• [EXERCISE REQUIREMENTS]:
Give every line of the data again, exactly.
─── DATA RECORDS
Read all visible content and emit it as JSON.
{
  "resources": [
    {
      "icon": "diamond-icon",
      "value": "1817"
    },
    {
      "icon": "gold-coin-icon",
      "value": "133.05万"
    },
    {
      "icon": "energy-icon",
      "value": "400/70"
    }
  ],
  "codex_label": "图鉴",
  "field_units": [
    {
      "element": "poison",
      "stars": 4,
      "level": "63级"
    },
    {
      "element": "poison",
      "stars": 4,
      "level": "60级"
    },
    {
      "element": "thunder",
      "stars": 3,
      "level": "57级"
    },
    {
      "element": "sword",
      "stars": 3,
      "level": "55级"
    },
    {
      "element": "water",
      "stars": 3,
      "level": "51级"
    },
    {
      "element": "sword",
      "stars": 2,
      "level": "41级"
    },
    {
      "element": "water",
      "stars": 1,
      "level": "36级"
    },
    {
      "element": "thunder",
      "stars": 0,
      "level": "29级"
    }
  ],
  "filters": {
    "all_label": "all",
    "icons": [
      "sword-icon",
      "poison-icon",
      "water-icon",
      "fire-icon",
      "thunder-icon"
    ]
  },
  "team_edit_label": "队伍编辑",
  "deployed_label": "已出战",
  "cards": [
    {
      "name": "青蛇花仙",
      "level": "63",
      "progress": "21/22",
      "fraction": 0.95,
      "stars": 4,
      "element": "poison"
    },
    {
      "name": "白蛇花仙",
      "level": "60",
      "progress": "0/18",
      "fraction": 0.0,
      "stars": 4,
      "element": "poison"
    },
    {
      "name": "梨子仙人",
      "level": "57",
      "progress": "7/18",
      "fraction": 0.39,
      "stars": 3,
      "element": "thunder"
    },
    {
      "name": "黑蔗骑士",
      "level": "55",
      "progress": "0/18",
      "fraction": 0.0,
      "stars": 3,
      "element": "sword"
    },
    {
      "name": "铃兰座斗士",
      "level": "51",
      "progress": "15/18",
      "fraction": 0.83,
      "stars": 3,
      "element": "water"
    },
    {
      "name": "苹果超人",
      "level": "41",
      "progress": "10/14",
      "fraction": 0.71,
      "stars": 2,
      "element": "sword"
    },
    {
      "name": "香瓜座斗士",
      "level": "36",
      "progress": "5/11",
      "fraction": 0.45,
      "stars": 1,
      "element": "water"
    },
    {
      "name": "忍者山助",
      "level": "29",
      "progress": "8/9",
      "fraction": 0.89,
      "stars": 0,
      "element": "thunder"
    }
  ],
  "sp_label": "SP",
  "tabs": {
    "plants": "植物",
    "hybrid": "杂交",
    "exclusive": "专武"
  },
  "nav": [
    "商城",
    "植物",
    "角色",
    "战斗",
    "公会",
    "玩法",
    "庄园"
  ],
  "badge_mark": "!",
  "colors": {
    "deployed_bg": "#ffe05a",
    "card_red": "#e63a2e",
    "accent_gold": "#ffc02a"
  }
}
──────
• [COMPLETED EXERCISE]:
Read all visible content and emit it as JSON.
{
  "resources": [
    {
      "icon": "diamond-icon",
      "value": "1817"
    },
    {
      "icon": "gold-coin-icon",
      "value": "133.05万"
    },
    {
      "icon": "energy-icon",
      "value": "400/70"
    }
  ],
  "codex_label": "图鉴",
  "field_units": [
    {
      "element": "poison",
      "stars": 4,
      "level": "63级"
    },
    {
      "element": "poison",
      "stars": 4,
      "level": "60级"
    },
    {
      "element": "thunder",
      "stars": 3,
      "level": "57级"
    },
    {
      "element": "sword",
      "stars": 3,
      "level": "55级"
    },
    {
      "element": "water",
      "stars": 3,
      "level": "51级"
    },
    {
      "element": "sword",
      "stars": 2,
      "level": "41级"
    },
    {
      "element": "water",
      "stars": 1,
      "level": "36级"
    },
    {
      "element": "thunder",
      "stars": 0,
      "level": "29级"
    }
  ],
  "filters": {
    "all_label": "all",
    "icons": [
      "sword-icon",
      "poison-icon",
      "water-icon",
      "fire-icon",
      "thunder-icon"
    ]
  },
  "team_edit_label": "队伍编辑",
  "deployed_label": "已出战",
  "cards": [
    {
      "name": "青蛇花仙",
      "level": "63",
      "progress": "21/22",
      "fraction": 0.95,
      "stars": 4,
      "element": "poison"
    },
    {
      "name": "白蛇花仙",
      "level": "60",
      "progress": "0/18",
      "fraction": 0.0,
      "stars": 4,
      "element": "poison"
    },
    {
      "name": "梨子仙人",
      "level": "57",
      "progress": "7/18",
      "fraction": 0.39,
      "stars": 3,
      "element": "thunder"
    },
    {
      "name": "黑蔗骑士",
      "level": "55",
      "progress": "0/18",
      "fraction": 0.0,
      "stars": 3,
      "element": "sword"
    },
    {
      "name": "铃兰座斗士",
      "level": "51",
      "progress": "15/18",
      "fraction": 0.83,
      "stars": 3,
      "element": "water"
    },
    {
      "name": "苹果超人",
      "level": "41",
      "progress": "10/14",
      "fraction": 0.71,
      "stars": 2,
      "element": "sword"
    },
    {
      "name": "香瓜座斗士",
      "level": "36",
      "progress": "5/11",
      "fraction": 0.45,
      "stars": 1,
      "element": "water"
    },
    {
      "name": "忍者山助",
      "level": "29",
      "progress": "8/9",
      "fraction": 0.89,
      "stars": 0,
      "element": "thunder"
    }
  ],
  "sp_label": "SP",
  "tabs": {
    "plants": "植物",
    "hybrid": "杂交",
    "exclusive": "专武"
  },
  "nav": [
    "商城",
    "植物",
    "角色",
    "战斗",
    "公会",
    "玩法",
    "庄园"
  ],
  "badge_mark": "!",
  "colors": {
    "deployed_bg": "#ffe05a",
    "card_red": "#e63a2e",
    "accent_gold": "#ffc02a"
  }
}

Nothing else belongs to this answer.